◆ **Exercise brief**: Pull every line that includes the word "object" out of the data below and copy it.

--

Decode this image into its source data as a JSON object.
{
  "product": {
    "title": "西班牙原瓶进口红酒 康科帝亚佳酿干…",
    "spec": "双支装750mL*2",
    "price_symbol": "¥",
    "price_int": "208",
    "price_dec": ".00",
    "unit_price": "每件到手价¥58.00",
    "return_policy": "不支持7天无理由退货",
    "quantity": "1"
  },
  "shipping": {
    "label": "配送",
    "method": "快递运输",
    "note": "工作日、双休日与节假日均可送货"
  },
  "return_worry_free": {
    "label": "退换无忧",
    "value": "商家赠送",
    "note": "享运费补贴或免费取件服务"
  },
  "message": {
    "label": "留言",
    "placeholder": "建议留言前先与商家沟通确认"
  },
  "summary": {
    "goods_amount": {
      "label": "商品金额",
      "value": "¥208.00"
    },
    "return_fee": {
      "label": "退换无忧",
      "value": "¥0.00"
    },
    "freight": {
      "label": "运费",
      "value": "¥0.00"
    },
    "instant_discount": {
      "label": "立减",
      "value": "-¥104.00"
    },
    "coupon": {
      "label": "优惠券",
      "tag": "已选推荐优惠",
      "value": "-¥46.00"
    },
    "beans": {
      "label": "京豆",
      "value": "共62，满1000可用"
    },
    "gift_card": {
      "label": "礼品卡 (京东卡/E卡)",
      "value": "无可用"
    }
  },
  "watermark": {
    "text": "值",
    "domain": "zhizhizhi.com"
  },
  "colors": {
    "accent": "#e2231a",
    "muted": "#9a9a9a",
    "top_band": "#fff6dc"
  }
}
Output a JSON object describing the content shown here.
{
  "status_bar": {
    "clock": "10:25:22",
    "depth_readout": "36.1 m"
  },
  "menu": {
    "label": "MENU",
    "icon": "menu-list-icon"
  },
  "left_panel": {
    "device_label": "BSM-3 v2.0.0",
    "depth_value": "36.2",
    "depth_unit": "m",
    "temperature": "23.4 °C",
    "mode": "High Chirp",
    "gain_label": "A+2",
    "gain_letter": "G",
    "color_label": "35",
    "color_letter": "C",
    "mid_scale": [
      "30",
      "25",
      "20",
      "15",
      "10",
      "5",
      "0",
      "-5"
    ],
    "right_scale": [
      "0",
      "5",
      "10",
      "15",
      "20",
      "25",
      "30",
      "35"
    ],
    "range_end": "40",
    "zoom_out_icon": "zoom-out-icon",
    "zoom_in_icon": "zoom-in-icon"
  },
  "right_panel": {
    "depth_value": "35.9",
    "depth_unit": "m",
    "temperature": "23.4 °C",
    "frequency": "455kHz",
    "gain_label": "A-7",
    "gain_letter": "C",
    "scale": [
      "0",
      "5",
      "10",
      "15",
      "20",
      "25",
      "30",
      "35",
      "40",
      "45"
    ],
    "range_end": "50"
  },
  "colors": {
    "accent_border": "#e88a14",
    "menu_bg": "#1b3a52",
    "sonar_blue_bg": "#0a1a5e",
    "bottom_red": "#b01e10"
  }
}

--

◆ **Final answer**:
Decode this image into its source data as a JSON object.
Output a JSON object describing the content shown here.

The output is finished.